### What you need to do
Pick out the lines below with "project" and list them.

= = = = =

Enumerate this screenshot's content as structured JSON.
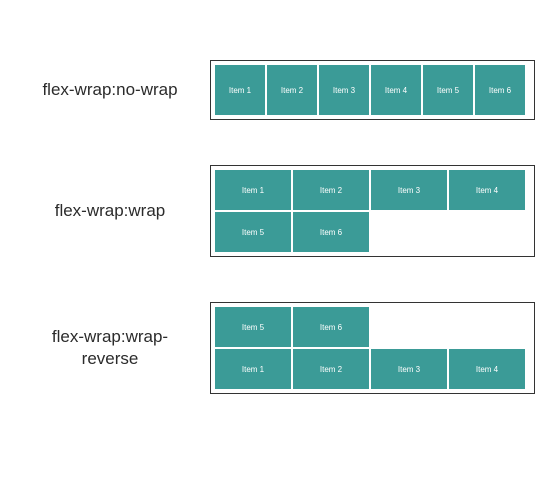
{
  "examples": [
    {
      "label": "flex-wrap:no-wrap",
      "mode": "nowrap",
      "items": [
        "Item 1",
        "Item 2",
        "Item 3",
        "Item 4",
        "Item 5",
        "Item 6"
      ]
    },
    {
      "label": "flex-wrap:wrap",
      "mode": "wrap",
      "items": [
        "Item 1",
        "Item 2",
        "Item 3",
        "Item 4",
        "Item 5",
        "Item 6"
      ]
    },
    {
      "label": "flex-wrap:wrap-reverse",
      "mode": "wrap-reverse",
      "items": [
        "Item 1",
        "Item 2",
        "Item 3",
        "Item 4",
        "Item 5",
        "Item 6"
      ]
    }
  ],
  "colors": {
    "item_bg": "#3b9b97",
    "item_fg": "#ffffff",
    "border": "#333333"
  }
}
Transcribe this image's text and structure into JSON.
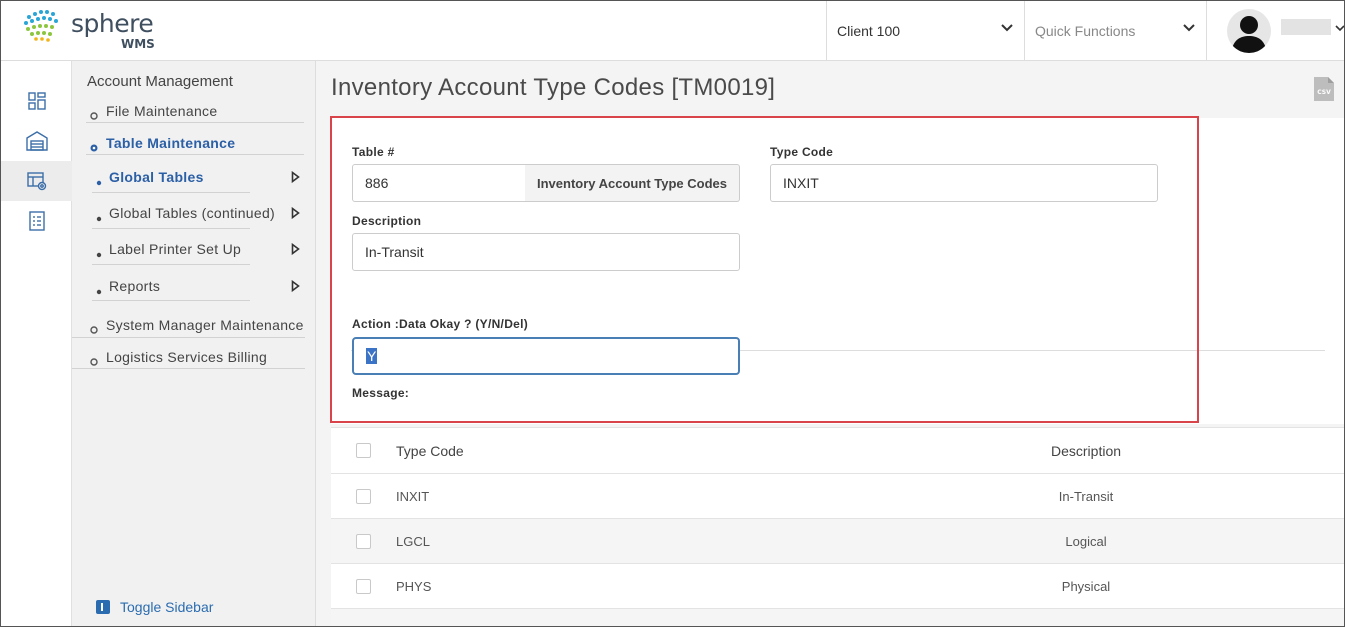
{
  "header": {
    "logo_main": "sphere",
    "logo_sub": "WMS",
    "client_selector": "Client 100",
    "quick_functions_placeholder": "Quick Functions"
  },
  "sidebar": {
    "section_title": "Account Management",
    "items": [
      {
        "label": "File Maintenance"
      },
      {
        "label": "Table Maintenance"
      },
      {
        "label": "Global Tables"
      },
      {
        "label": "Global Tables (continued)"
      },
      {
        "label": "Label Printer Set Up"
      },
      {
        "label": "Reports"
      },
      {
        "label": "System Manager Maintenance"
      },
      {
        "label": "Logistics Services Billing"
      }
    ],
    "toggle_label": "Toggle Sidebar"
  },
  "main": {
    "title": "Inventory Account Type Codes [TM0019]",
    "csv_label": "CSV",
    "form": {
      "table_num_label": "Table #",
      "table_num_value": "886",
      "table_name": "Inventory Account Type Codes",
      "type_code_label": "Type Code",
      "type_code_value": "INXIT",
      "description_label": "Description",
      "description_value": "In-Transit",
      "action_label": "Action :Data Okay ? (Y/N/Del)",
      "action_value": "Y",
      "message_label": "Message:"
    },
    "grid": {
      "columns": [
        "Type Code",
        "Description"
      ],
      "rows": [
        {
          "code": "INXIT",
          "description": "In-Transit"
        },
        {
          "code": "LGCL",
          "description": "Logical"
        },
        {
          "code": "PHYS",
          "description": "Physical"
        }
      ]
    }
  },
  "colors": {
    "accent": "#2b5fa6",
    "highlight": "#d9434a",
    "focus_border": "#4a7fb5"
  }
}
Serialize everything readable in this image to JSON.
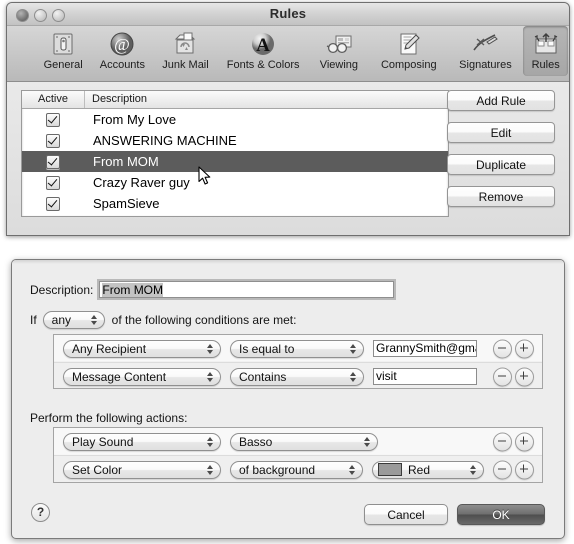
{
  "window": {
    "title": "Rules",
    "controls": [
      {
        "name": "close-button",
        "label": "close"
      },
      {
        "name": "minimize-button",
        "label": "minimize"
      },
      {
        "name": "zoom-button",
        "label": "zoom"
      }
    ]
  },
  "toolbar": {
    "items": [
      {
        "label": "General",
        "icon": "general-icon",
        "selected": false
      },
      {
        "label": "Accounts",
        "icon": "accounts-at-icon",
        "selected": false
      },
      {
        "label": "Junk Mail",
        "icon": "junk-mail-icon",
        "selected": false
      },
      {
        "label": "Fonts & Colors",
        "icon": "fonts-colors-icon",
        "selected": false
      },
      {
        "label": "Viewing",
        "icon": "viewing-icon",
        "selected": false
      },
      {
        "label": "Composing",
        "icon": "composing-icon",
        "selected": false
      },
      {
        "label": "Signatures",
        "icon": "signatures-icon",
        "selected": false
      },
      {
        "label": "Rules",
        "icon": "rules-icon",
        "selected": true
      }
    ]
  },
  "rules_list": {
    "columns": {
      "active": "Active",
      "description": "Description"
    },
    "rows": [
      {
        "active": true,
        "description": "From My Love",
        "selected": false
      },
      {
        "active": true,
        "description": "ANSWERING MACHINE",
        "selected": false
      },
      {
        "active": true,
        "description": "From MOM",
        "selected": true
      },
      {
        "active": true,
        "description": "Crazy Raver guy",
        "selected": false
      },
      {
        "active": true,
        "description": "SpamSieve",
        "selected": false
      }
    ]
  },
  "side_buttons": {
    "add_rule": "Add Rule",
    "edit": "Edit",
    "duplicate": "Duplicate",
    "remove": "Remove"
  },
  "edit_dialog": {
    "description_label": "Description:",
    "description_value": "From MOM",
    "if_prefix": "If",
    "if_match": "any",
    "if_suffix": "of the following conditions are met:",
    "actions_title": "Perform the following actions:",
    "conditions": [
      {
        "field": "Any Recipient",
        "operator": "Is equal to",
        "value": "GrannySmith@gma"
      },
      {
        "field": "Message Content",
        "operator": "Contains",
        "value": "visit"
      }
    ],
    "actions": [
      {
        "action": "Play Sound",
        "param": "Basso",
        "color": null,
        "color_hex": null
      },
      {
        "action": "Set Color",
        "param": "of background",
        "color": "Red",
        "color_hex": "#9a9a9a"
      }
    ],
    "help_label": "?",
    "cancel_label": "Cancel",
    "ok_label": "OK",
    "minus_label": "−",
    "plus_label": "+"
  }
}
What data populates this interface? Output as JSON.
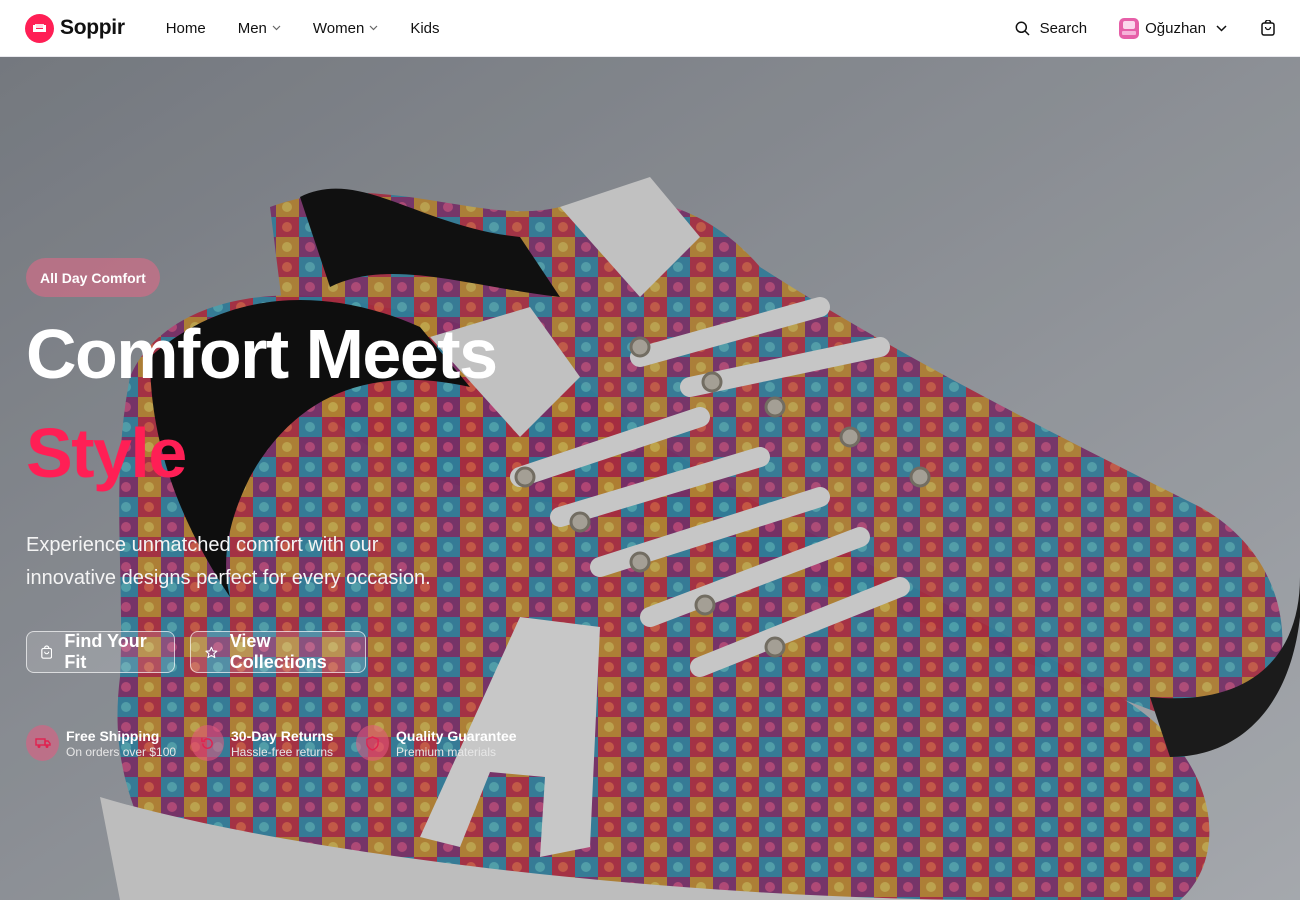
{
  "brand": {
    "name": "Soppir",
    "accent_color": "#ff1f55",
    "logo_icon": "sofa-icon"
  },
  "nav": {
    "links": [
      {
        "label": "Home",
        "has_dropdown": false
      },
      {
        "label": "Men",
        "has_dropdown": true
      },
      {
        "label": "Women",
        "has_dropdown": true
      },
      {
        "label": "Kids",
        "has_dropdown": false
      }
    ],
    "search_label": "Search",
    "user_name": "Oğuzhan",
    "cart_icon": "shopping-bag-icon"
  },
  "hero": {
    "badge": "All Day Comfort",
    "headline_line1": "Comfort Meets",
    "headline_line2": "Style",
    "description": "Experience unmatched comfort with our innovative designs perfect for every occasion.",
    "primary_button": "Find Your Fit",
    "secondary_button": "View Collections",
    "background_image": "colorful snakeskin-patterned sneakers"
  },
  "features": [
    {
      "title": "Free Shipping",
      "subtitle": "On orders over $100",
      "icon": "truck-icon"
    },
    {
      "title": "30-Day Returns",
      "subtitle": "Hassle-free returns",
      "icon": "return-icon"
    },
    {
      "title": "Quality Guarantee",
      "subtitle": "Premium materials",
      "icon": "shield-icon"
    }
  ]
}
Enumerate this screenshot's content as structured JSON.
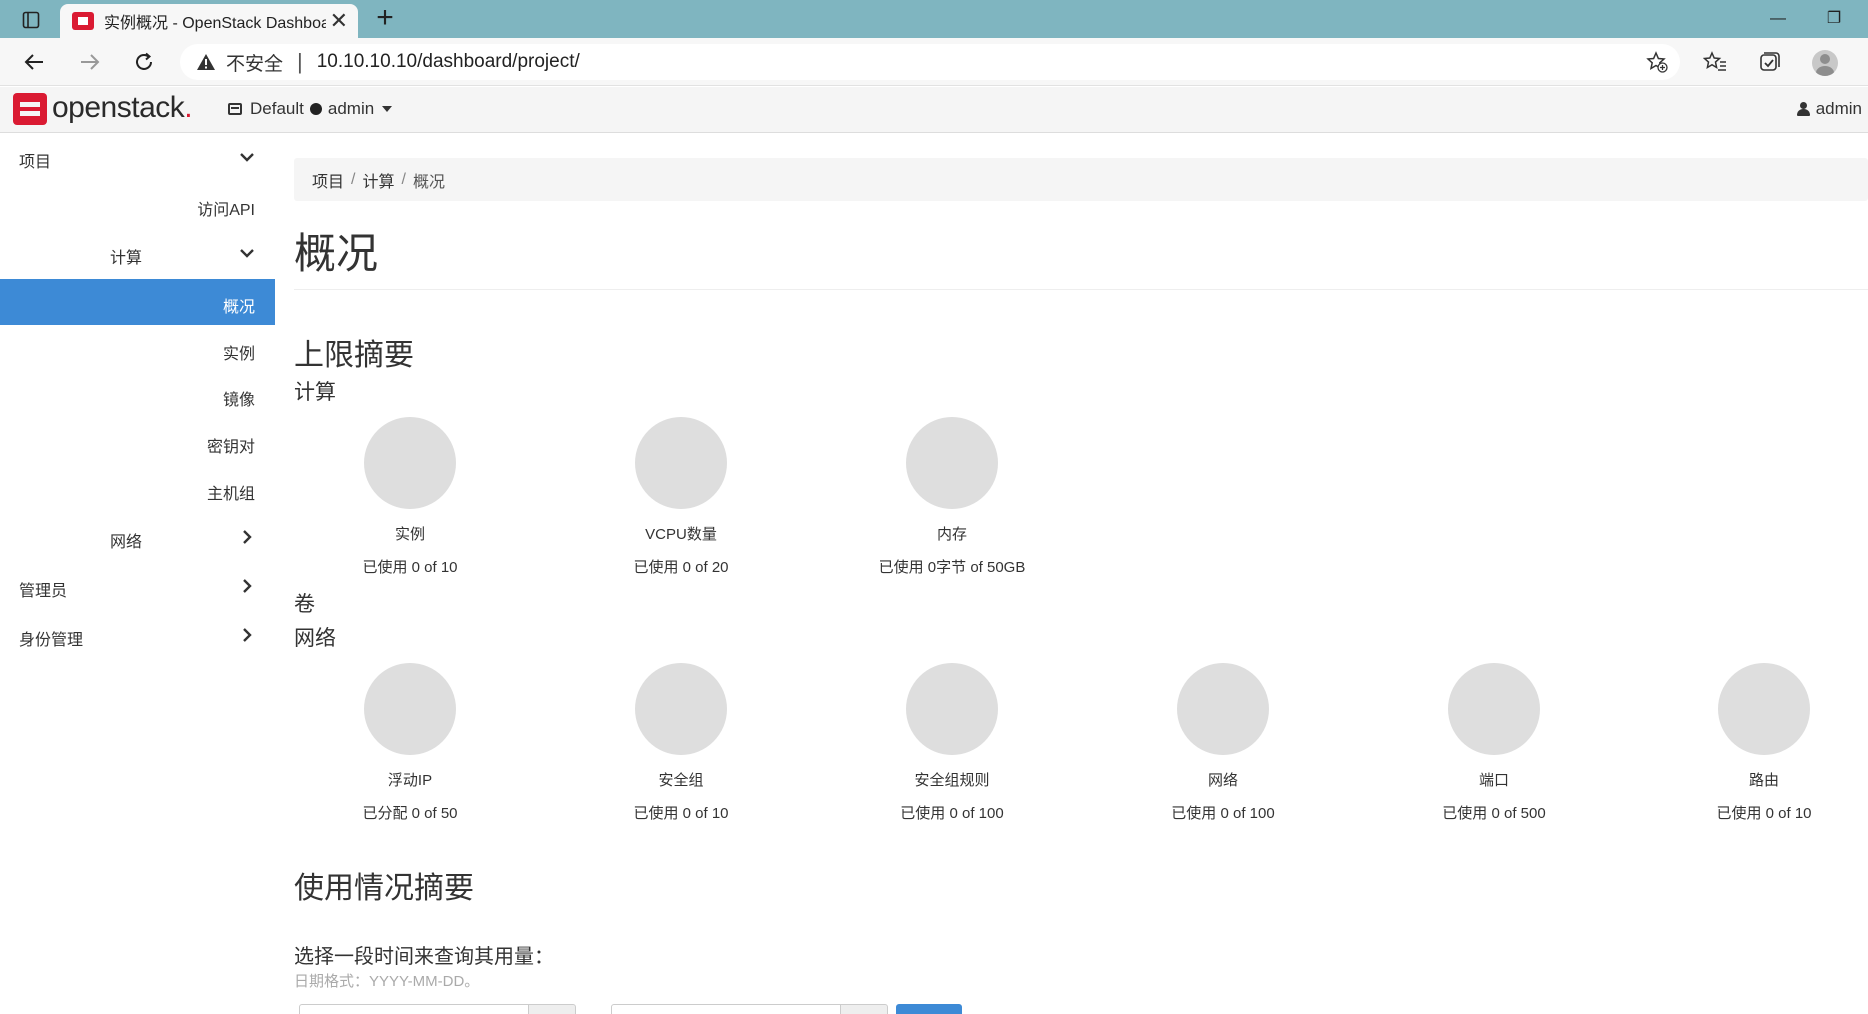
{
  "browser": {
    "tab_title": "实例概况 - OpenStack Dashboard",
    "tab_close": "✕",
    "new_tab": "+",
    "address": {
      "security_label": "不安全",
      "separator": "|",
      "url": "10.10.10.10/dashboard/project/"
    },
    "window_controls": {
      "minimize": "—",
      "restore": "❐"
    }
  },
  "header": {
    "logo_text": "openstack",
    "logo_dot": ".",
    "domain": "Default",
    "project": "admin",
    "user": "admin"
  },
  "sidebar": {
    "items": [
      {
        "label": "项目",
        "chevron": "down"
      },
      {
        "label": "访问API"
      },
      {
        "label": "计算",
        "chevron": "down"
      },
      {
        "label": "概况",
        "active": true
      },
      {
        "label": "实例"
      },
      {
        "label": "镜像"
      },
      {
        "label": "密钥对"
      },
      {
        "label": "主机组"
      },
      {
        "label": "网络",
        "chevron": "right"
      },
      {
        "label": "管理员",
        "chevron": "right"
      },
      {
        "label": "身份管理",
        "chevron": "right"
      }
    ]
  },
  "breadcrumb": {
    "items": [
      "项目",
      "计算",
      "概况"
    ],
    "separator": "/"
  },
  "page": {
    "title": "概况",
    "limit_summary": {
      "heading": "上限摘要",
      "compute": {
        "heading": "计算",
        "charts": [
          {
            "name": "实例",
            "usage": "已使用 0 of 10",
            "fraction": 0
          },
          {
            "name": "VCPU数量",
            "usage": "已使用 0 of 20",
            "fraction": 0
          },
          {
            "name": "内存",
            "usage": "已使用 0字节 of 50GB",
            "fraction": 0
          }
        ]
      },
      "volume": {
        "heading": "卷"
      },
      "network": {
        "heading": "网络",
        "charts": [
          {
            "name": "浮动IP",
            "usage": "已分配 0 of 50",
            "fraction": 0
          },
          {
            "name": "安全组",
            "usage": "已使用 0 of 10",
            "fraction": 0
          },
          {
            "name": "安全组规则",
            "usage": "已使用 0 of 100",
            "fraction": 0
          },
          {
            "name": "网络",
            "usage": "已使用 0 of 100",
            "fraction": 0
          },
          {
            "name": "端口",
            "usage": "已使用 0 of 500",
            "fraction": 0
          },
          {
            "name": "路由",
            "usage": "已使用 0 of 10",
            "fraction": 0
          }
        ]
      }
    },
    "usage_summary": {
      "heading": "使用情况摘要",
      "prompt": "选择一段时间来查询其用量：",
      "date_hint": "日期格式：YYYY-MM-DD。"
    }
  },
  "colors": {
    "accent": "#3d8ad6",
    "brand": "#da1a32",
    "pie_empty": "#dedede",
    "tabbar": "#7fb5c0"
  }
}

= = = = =

### The completed task
      "url": "10.10.10.10/dashboard/project/"
    "project": "admin",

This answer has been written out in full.